**ABOUT THIS EXERCISE**
Read through the lines below and copy the ones holding the string "value".

DATA FOR ANALYSIS: Begin

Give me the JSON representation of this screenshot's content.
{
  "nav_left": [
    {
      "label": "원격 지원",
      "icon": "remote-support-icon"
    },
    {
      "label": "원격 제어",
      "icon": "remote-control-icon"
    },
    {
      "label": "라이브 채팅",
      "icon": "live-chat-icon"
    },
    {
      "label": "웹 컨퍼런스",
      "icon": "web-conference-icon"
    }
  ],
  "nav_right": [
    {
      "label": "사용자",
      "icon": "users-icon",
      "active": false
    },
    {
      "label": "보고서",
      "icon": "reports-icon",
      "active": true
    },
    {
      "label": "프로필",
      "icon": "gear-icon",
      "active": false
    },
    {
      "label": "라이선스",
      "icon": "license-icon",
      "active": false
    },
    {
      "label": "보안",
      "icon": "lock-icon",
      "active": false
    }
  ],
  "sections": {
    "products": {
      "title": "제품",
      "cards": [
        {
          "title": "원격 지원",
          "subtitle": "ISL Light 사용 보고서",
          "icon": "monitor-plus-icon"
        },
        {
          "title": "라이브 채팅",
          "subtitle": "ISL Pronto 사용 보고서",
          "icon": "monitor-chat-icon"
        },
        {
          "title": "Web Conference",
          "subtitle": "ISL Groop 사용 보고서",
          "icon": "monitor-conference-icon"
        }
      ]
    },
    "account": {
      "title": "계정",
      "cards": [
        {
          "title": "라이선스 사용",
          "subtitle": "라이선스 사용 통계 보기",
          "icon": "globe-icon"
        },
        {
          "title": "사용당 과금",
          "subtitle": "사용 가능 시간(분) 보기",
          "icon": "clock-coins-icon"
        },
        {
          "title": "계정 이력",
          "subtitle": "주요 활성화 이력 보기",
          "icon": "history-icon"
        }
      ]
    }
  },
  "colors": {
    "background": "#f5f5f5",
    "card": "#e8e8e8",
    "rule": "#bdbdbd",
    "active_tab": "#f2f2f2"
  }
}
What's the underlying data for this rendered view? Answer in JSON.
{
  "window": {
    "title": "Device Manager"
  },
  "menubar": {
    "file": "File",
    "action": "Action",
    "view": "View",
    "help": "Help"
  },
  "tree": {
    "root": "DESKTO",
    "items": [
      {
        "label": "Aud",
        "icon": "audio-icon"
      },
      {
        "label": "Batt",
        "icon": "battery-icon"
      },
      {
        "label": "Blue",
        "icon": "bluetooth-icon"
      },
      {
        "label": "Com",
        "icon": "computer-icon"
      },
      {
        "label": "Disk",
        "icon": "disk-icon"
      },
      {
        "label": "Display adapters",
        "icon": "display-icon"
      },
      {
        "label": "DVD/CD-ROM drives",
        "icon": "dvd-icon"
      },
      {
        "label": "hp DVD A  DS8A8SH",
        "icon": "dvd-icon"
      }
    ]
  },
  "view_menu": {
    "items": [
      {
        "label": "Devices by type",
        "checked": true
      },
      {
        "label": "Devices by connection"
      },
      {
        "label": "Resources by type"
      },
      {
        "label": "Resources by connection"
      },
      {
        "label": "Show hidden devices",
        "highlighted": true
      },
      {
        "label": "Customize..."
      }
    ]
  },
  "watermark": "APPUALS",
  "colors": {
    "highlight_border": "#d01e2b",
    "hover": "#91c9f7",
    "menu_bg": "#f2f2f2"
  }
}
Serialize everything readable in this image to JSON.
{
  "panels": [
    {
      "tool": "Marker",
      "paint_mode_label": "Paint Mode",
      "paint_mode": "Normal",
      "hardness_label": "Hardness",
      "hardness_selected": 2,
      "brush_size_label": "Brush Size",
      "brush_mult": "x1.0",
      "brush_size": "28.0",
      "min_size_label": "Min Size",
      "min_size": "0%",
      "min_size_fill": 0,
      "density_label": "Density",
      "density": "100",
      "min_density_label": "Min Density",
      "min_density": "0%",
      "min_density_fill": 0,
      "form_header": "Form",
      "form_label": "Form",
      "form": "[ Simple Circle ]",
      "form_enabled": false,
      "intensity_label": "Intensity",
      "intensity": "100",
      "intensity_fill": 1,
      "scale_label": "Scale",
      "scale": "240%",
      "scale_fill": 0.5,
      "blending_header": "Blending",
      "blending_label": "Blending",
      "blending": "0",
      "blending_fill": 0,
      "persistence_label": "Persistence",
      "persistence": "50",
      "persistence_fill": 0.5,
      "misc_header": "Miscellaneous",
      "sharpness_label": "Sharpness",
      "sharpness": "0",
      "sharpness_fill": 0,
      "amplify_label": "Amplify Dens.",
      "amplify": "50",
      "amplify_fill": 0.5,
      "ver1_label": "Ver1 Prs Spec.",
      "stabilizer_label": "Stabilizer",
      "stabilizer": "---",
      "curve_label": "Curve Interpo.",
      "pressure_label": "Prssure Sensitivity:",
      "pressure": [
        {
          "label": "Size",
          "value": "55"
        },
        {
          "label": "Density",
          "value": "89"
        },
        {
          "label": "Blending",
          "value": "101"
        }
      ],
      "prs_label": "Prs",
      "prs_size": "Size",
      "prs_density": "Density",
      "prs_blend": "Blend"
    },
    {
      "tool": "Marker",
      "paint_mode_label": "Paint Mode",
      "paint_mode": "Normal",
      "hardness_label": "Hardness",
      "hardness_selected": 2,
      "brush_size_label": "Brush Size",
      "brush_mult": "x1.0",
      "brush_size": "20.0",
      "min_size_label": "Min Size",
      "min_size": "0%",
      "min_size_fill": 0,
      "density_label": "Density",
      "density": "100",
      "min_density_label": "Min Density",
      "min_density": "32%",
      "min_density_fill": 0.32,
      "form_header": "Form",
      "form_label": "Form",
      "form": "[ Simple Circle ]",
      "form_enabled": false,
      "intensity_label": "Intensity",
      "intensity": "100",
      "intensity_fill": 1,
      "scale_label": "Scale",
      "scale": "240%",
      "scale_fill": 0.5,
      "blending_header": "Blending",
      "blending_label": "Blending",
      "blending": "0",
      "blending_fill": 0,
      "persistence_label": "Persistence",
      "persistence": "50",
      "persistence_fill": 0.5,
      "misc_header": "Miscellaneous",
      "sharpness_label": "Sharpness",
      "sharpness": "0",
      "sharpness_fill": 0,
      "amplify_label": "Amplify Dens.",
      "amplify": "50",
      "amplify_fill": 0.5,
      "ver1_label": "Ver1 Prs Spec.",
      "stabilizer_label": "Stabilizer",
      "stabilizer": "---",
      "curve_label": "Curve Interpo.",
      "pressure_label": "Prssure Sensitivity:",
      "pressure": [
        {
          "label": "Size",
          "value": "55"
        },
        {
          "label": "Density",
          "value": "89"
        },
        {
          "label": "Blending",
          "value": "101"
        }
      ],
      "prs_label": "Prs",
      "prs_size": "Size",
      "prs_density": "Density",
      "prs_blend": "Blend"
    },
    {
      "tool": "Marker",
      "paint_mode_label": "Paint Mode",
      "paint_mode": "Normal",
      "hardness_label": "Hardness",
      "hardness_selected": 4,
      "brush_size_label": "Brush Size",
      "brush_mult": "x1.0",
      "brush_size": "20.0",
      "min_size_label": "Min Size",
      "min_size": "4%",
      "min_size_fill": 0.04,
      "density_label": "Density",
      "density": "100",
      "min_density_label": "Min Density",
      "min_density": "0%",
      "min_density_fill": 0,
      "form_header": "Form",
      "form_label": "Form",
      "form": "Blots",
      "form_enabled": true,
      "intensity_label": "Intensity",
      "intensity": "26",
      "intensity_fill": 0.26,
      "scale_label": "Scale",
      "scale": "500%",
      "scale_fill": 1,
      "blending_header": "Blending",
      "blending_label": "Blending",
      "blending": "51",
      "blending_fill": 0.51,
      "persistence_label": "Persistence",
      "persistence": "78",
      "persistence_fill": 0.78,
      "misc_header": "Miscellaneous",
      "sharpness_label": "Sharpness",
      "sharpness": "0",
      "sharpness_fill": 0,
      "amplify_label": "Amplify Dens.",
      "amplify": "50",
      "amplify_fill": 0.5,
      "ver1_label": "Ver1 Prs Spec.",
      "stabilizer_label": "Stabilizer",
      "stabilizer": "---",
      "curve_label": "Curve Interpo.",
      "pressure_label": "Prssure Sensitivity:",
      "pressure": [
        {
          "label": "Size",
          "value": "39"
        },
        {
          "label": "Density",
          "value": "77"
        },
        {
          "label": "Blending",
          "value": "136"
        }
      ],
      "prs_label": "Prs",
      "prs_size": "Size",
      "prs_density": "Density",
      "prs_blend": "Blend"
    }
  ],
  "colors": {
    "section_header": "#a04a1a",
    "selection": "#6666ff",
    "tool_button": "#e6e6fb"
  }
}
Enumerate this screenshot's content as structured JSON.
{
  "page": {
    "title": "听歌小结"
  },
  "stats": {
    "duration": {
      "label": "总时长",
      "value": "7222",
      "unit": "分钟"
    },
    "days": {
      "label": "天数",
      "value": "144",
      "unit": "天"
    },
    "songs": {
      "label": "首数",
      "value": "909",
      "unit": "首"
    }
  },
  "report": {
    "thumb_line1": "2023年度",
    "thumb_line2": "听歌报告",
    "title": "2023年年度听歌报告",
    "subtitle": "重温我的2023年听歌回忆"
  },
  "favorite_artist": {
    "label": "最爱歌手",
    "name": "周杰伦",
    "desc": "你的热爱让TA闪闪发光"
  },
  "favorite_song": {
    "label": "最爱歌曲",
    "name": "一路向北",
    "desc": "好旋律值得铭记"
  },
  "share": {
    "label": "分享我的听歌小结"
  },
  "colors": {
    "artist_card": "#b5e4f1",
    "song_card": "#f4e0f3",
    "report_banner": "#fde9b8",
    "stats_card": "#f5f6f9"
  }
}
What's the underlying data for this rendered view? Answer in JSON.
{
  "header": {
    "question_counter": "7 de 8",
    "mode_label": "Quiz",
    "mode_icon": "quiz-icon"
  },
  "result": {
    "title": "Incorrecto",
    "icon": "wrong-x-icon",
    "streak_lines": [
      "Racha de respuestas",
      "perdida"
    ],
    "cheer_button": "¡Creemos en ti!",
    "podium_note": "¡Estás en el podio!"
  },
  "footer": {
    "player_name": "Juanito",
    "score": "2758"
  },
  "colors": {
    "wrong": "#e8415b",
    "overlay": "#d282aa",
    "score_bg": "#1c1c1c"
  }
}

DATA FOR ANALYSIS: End

**TASK ANSWER**
          "value": "55"
          "value": "89"
          "value": "101"
          "value": "55"
          "value": "89"
          "value": "101"
          "value": "39"
          "value": "77"
          "value": "136"
      "value": "7222",
      "value": "144",
      "value": "909",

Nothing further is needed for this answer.